Release: Sept. 8
Distributor: Focus Features
Oscar Alums: Adrien Brody (actor, “The Pianist”), Ben Affleck (original screenplay, “Good Will Hunting”)
“Hollywoodland” gazes into the world of showbiz passions and foibles, subjects that have yielded Oscar gold many times, from 1937’s screenwriter nod for “A Star is Born” to multiple honors for “Sunset Boulevard” and Oscars for foreign language offerings such as “8½” and “Day for Night.”
The slightly fictionalized tale of actor George Reeves, the real man inside the TV Superman cape many decades ago, could resonate with acting branch members who might relate to aspects of the story. Themes include Reeves’ frustration at TV biz typecasting, the lure of falling into relationships that can further an acting career, and the venal nature of studio bosses intent on hits (as in films) and misses (as in freewheeling females).

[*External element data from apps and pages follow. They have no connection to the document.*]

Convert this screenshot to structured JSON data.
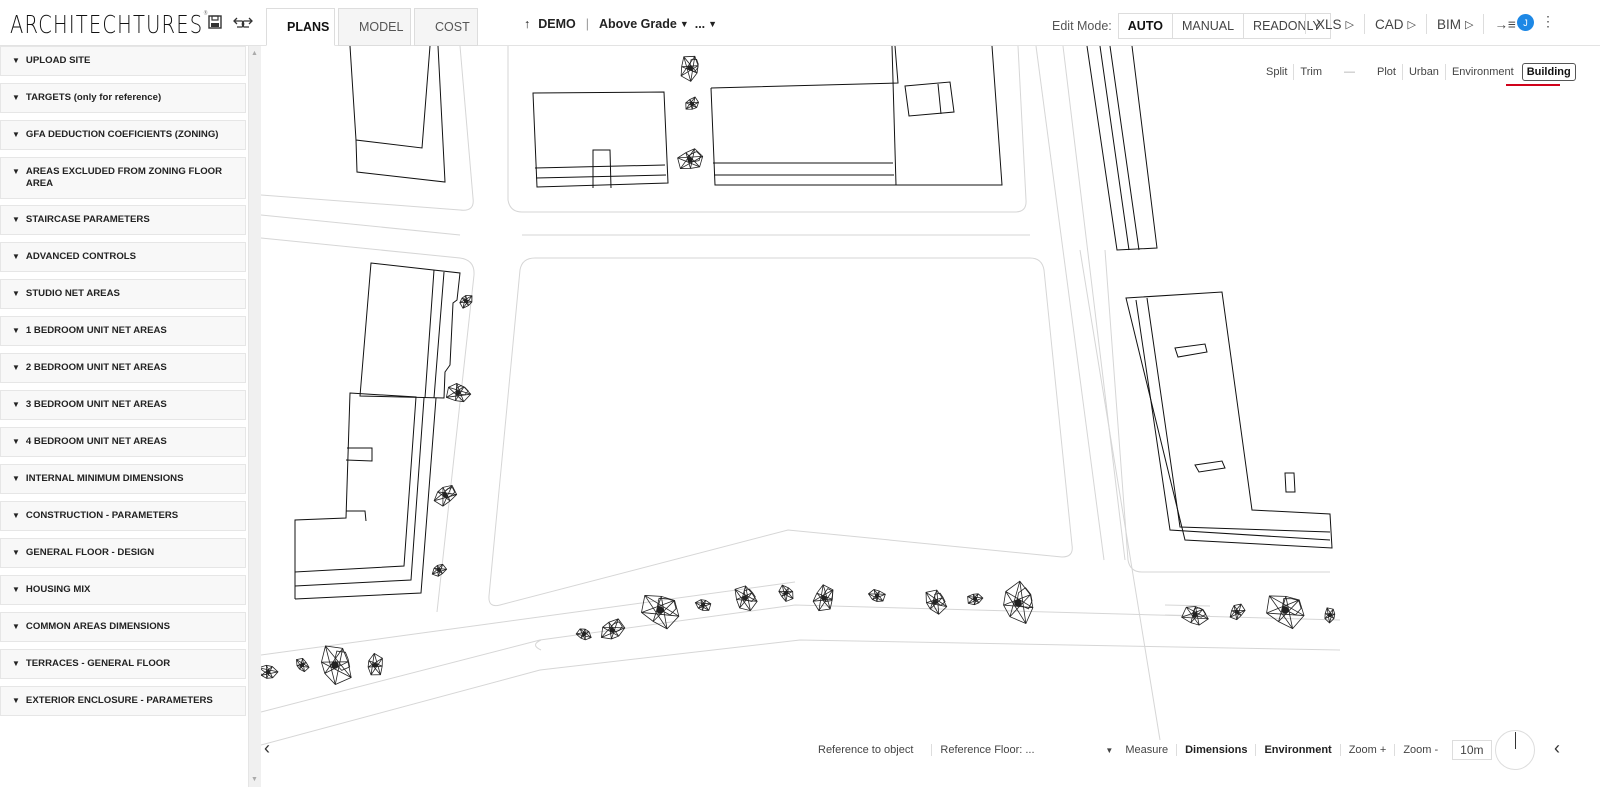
{
  "app": {
    "logo": "ARCHITECHTURES",
    "logo_mark": "®"
  },
  "toolbar": {
    "save_icon": "floppy-disk-icon",
    "undo_icon": "undo-icon",
    "redo_icon": "redo-icon"
  },
  "tabs": [
    {
      "label": "PLANS",
      "active": true
    },
    {
      "label": "MODEL",
      "active": false
    },
    {
      "label": "COST",
      "active": false
    }
  ],
  "breadcrumb": {
    "up_icon": "↑",
    "project": "DEMO",
    "separator": "|",
    "level": "Above Grade",
    "more": "...",
    "chevron": "⌄"
  },
  "edit_mode": {
    "label": "Edit Mode:",
    "options": [
      "AUTO",
      "MANUAL",
      "READONLY"
    ],
    "selected": "AUTO"
  },
  "exports": [
    {
      "label": "XLS",
      "icon": "▷"
    },
    {
      "label": "CAD",
      "icon": "▷"
    },
    {
      "label": "BIM",
      "icon": "▷"
    },
    {
      "label": "→≡",
      "icon": ""
    }
  ],
  "user": {
    "initial": "J",
    "menu_icon": "⋮"
  },
  "sidebar": {
    "panels": [
      "UPLOAD SITE",
      "TARGETS (only for reference)",
      "GFA DEDUCTION COEFICIENTS (ZONING)",
      "AREAS EXCLUDED FROM ZONING FLOOR AREA",
      "STAIRCASE PARAMETERS",
      "ADVANCED CONTROLS",
      "STUDIO NET AREAS",
      "1 BEDROOM UNIT NET AREAS",
      "2 BEDROOM UNIT NET AREAS",
      "3 BEDROOM UNIT NET AREAS",
      "4 BEDROOM UNIT NET AREAS",
      "INTERNAL MINIMUM DIMENSIONS",
      "CONSTRUCTION - PARAMETERS",
      "GENERAL FLOOR - DESIGN",
      "HOUSING MIX",
      "COMMON AREAS DIMENSIONS",
      "TERRACES - GENERAL FLOOR",
      "EXTERIOR ENCLOSURE - PARAMETERS"
    ],
    "chevron": "❯"
  },
  "layers": {
    "tools": [
      "Split",
      "Trim"
    ],
    "dash": "—",
    "views": [
      "Plot",
      "Urban",
      "Environment",
      "Building"
    ],
    "active": "Building"
  },
  "bottom": {
    "reference_object": "Reference to object",
    "reference_floor": "Reference Floor: ...",
    "select_chevron": "⌄",
    "measure": "Measure",
    "dimensions": "Dimensions",
    "environment": "Environment",
    "zoom_in": "Zoom +",
    "zoom_out": "Zoom -",
    "scale": "10m"
  },
  "nav": {
    "collapse_left": "‹",
    "collapse_right": "‹"
  },
  "colors": {
    "accent_underline": "#d0021b",
    "avatar": "#1e88e5"
  }
}
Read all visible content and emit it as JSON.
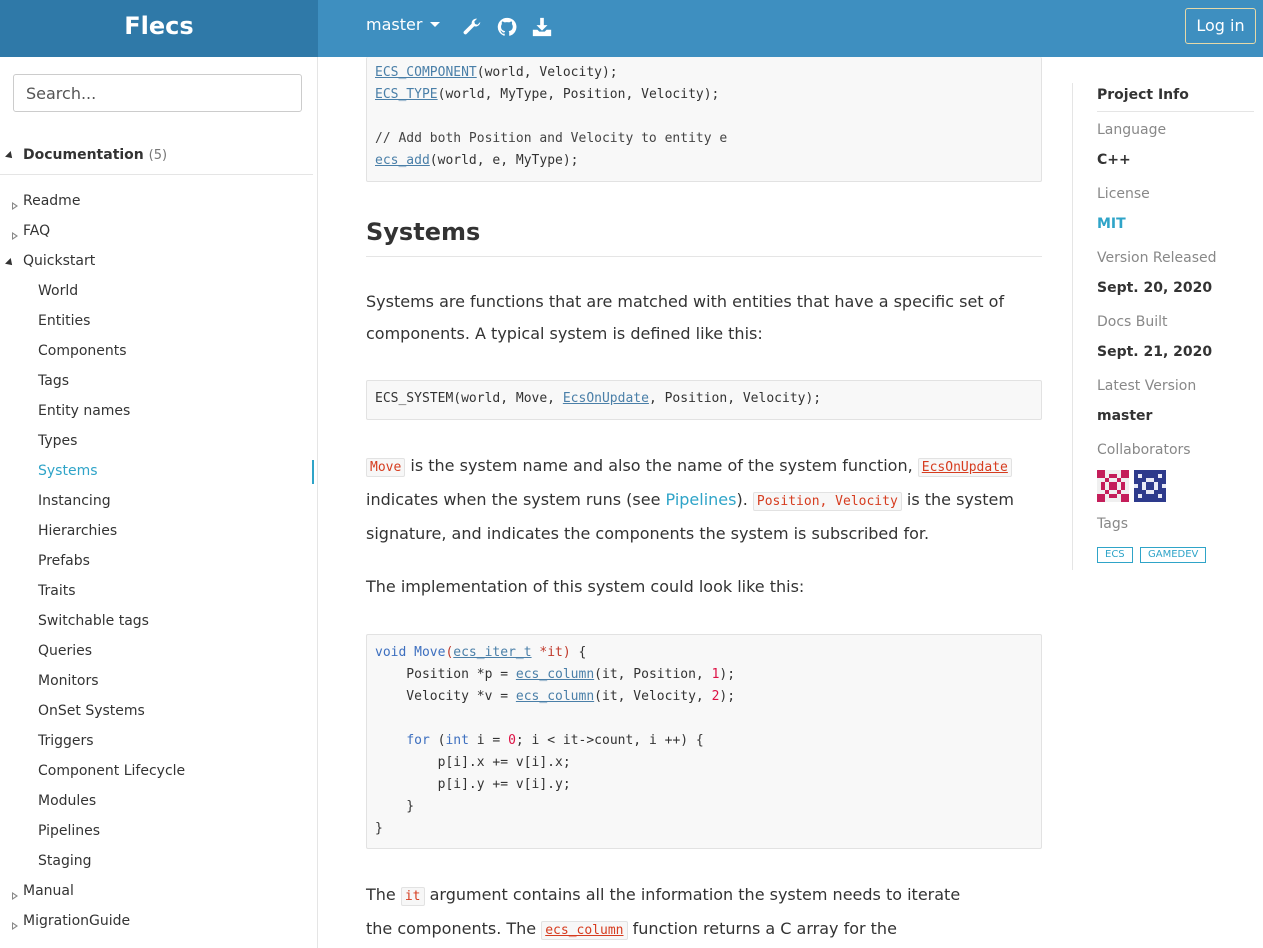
{
  "header": {
    "brand": "Flecs",
    "branch": "master",
    "icons": [
      "wrench-icon",
      "github-icon",
      "download-icon"
    ],
    "login_label": "Log in",
    "colors": {
      "bar": "#3e8fc0",
      "brand_bg": "#2f79a8",
      "accent": "#2fa4c8"
    }
  },
  "sidebar": {
    "search_placeholder": "Search...",
    "section": {
      "label": "Documentation",
      "count": "(5)"
    },
    "items": [
      {
        "label": "Readme",
        "level": "top",
        "expandable": true
      },
      {
        "label": "FAQ",
        "level": "top",
        "expandable": true
      },
      {
        "label": "Quickstart",
        "level": "top",
        "expanded": true
      },
      {
        "label": "World",
        "level": "sub"
      },
      {
        "label": "Entities",
        "level": "sub"
      },
      {
        "label": "Components",
        "level": "sub"
      },
      {
        "label": "Tags",
        "level": "sub"
      },
      {
        "label": "Entity names",
        "level": "sub"
      },
      {
        "label": "Types",
        "level": "sub"
      },
      {
        "label": "Systems",
        "level": "sub",
        "active": true
      },
      {
        "label": "Instancing",
        "level": "sub"
      },
      {
        "label": "Hierarchies",
        "level": "sub"
      },
      {
        "label": "Prefabs",
        "level": "sub"
      },
      {
        "label": "Traits",
        "level": "sub"
      },
      {
        "label": "Switchable tags",
        "level": "sub"
      },
      {
        "label": "Queries",
        "level": "sub"
      },
      {
        "label": "Monitors",
        "level": "sub"
      },
      {
        "label": "OnSet Systems",
        "level": "sub"
      },
      {
        "label": "Triggers",
        "level": "sub"
      },
      {
        "label": "Component Lifecycle",
        "level": "sub"
      },
      {
        "label": "Modules",
        "level": "sub"
      },
      {
        "label": "Pipelines",
        "level": "sub"
      },
      {
        "label": "Staging",
        "level": "sub"
      },
      {
        "label": "Manual",
        "level": "top",
        "expandable": true
      },
      {
        "label": "MigrationGuide",
        "level": "top",
        "expandable": true
      }
    ]
  },
  "content": {
    "code1": {
      "l1_fn": "ECS_COMPONENT",
      "l1_rest": "(world, Velocity);",
      "l2_fn": "ECS_TYPE",
      "l2_rest": "(world, MyType, Position, Velocity);",
      "l4": "// Add both Position and Velocity to entity e",
      "l5_fn": "ecs_add",
      "l5_rest": "(world, e, MyType);"
    },
    "heading": "Systems",
    "p1": "Systems are functions that are matched with entities that have a specific set of components. A typical system is defined like this:",
    "code2": {
      "a": "ECS_SYSTEM(world, Move, ",
      "link": "EcsOnUpdate",
      "b": ", Position, Velocity);"
    },
    "p2": {
      "code_move": "Move",
      "t1": " is the system name and also the name of the system function, ",
      "code_onupdate": "EcsOnUpdate",
      "t2": "indicates when the system runs (see ",
      "link_pipelines": "Pipelines",
      "t3": "). ",
      "code_sig": "Position, Velocity",
      "t4": " is the system signature, and indicates the components the system is subscribed for."
    },
    "p3": "The implementation of this system could look like this:",
    "code3": {
      "void": "void",
      "move": "Move",
      "paren": "(",
      "iter": "ecs_iter_t",
      "it": " *it)",
      "brace": " {",
      "pos_a": "    Position *p = ",
      "col": "ecs_column",
      "pos_b": "(it, Position, ",
      "one": "1",
      "end": ");",
      "vel_a": "    Velocity *v = ",
      "vel_b": "(it, Velocity, ",
      "two": "2",
      "for": "for",
      "for_a": " (",
      "int": "int",
      "for_b": " i = ",
      "zero": "0",
      "for_c": "; i < it->count, i ++) {",
      "px": "        p[i].x += v[i].x;",
      "py": "        p[i].y += v[i].y;",
      "close_in": "    }",
      "close_out": "}"
    },
    "p4": {
      "t1": "The ",
      "code_it": "it",
      "t2": " argument contains all the information the system needs to iterate the components. The ",
      "code_col": "ecs_column",
      "t3": " function returns a C array for the subscribed for"
    }
  },
  "info": {
    "title": "Project Info",
    "language_label": "Language",
    "language": "C++",
    "license_label": "License",
    "license": "MIT",
    "released_label": "Version Released",
    "released": "Sept. 20, 2020",
    "built_label": "Docs Built",
    "built": "Sept. 21, 2020",
    "latest_label": "Latest Version",
    "latest": "master",
    "collab_label": "Collaborators",
    "tags_label": "Tags",
    "tags": [
      "ECS",
      "GAMEDEV"
    ]
  }
}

Film’s best chances for Oscar action probably reside inside the acting categories. There’s standout work from Diane Lane (Oscar-nommed for 2003’s “Unfaithful”) as the wife of a studio boss who wants her mink and eye candy, too, which turns out to be the sweet-but-tormented Reeves, played with great empathy and sensitivity by Affleck. Affleck already grabbed acting honors at the prestigious Venice Film Festival in September for the role; and the real-life parallel of a thespian with serious intentions undone by a rather silly image on the tube and in the press might be irresistible to voters who appreciate Affleck’s heroic shift from the tabloid punching bag that was being half of Bennifer to this year’s serious Oscar contender.
Bob Hoskins, nominated as best actor in 1986’s “Mona Lisa,” also delivers a strong turn as Lane’s tough-guy honcho hubby, real-life MGM chief Eddie Mannix.
Scribe Paul Bernbaum, a TV vet moving to the bigscreen, could get Oscar attention with the lovely, nuanced noirish tale derived from the strange facts of Reeves’ life and mysterious death.
But with “Hollywoodland’s” less-than-robust box office biz ($14.4 million), it could elude multiple nominations more common with widely embraced pics. As such, the feature film debut of director Allen Coulter — whose streak as a helming-honors bridesmaid in TV land (four DGA directing noms and five Emmy noms collectively for “Sex and the City” and “The Sopranos”) — might not end more happily in Featuresville.